“Readiness” may look different in the student with ASD than it does in typical students. We have seen students with no spoken language and a limited ability to follow verbal directions learn to read simple patterned books and follow written directions on worksheets. The “readiness” signals we saw in one of these students was an ability to recognize the DVD covers of his favourite videos and to enjoy copying the names of them on pieces of paper. Other readiness signals you might see could include being able to point to pictures in a book when they are named, showing an interest in (or obsession with!) the alphabet, or showing an ability to recognize logos (e.g. getting excited when seeing the “Golden Arches” symbol for McDonald’s in an advertisement). Being able to match pictures to real objects or to other pictures or being able to draw a representation of something he or she has seen, can also indicate readiness.
Top down and visual
Most readers with autism with whom we have worked, do better when the material being presented as a “literacy” activity is meaningful and motivating to them. Although some children are fascinated with letters and even letter sounds, they may not move beyond that stage if they are not shown how to combine these letters to make words. And they won’t be interested in doing that, unless the words themselves represent something that is meaningful and motivating to them. Several good reading programs for children with special needs, including Teaching Reading to Children with Down Syndrome by Patricia Oelwein, recommend top down, visual approaches to literacy instruction. In other words, teaching sight words may be the place to start with your student. And, having him match the words to pictures may need to replace having him read the words aloud. Alphabet knowledge and phonemic awareness may need to come later.
As with most typical learners, instruction should be provided systematically. Create personal word dictionaries and review them regularly. Document the words the student can reliably recognize. Create simple patterned books using photographs (e.g. I can run. I can jump. I can swim., etc.). Add new words incrementally, using the child’s interests as much as possible. Create practice activities in motivating formats (e.g. Concentration, Go Fish). Label the environment and provide access to lots of interesting and functional reading activities to promote generalization. At some point, if reading and writing are to become fluent and generative the student will need to learn the sounds and letters of the alphabet. Olewein recommends starting with initial consonants and simple word families once the child has 50 to 100 sight words they reliably recognize.
Although not all students with autism will learn to read novels, many more students with minimal verbal skills can learn to read functional material than was previously thought. When we are creative and systematic, and when we make our literacy activities meaningful and motivating, we can be successful in teaching reading to very challenged students with ASD.
For more information:
You can also find some great tools and information at the following websites:

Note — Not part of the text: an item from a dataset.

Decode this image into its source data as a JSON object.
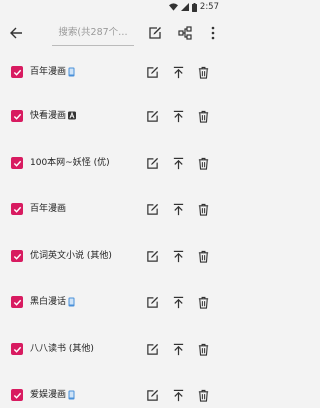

http://www.filefolderheaven.com has lots of free printables for literacy activities.
http://www.educateautism.com/ also lots of free printables and ideas.
http://tarheelreader.org/ On this site you can find free downloadable electronic books, some with voice output, and also some tools that allow you to create your own personalized books.
https://www.freereading.net/Free reading is a high quality, open source, free reading intervention program for grades Pre-K to 6.
http://www.senteacher.org/Print/ Games and activities… free and printable. Emotions and more.
Teaching Reading to Children With Down Syndrome: A Guide for Parents and Teachers (Topics in Down Syndrome) Paperback – February 1, 1995
Joyful Learning: Active and Collaborative Learning in Inclusive Classrooms 1st Edition
Land We Can Share: Teaching Literacy to Students with Autism 1st Edition